__Data listing__
'''
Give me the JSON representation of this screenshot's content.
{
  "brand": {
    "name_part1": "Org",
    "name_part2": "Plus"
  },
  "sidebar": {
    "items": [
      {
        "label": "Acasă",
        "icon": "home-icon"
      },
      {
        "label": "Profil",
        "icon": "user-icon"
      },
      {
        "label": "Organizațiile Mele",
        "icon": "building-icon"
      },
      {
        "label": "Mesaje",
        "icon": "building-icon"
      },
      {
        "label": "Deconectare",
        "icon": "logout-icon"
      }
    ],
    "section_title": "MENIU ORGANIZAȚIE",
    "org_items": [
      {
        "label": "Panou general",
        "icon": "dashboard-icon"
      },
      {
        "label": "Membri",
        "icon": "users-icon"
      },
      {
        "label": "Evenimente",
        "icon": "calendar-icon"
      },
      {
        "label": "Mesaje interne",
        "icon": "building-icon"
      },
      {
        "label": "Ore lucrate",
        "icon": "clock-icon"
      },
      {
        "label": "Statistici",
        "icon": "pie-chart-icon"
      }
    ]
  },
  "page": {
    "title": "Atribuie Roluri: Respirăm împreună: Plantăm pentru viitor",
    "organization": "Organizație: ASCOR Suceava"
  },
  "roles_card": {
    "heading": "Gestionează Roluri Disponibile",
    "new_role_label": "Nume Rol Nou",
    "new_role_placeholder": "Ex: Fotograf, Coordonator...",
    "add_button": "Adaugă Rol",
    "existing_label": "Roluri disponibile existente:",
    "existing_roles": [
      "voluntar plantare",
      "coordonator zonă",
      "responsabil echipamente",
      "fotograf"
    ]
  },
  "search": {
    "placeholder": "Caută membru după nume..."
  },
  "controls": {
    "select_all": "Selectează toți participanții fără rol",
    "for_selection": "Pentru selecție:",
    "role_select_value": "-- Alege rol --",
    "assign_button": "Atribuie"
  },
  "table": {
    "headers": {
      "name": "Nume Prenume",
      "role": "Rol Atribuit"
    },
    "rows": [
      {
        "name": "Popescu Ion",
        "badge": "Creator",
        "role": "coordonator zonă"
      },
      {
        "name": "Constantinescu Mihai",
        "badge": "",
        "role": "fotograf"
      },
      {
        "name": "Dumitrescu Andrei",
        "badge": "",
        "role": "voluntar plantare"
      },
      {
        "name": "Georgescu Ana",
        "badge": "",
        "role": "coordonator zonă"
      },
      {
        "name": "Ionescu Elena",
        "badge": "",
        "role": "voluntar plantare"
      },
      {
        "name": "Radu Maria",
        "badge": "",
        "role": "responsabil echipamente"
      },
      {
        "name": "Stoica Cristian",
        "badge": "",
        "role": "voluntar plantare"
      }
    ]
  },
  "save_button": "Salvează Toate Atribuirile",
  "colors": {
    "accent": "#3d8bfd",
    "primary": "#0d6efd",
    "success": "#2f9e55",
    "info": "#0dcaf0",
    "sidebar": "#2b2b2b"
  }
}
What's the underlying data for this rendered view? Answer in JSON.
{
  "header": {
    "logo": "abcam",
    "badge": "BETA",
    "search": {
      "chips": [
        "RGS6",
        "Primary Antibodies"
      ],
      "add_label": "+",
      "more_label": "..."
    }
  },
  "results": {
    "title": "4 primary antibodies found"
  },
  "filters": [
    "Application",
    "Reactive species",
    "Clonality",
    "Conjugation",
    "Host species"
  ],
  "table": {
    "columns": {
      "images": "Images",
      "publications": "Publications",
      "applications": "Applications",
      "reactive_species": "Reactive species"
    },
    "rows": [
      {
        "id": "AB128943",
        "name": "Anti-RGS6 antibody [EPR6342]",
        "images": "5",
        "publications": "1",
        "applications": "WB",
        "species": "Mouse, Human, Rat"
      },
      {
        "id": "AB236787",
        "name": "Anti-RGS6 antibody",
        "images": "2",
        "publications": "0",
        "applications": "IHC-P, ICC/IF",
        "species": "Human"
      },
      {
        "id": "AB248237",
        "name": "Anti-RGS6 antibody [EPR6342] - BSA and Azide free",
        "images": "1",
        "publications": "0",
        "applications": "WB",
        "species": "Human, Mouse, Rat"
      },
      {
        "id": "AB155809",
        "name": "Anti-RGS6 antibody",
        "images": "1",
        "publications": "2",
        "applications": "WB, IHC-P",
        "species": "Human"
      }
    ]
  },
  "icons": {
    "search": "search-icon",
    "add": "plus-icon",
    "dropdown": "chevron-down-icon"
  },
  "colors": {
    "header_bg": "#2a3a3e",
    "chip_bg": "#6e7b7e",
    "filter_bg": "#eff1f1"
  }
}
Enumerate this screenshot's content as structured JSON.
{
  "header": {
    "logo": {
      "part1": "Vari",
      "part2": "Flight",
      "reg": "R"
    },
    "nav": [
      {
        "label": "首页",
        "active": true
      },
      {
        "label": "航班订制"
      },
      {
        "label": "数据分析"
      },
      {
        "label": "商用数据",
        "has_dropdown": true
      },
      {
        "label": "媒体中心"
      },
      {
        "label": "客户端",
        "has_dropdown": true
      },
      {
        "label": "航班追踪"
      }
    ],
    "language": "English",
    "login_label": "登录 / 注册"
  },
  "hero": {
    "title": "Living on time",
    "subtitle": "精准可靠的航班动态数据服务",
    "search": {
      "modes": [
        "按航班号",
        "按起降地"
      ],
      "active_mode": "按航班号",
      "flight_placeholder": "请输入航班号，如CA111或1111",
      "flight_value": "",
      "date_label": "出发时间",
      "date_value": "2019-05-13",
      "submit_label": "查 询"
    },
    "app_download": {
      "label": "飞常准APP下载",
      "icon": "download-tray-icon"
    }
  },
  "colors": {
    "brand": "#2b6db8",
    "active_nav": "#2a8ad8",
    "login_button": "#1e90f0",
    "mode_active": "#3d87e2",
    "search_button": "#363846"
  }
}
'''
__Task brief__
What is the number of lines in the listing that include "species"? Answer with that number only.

__Solved problem__
7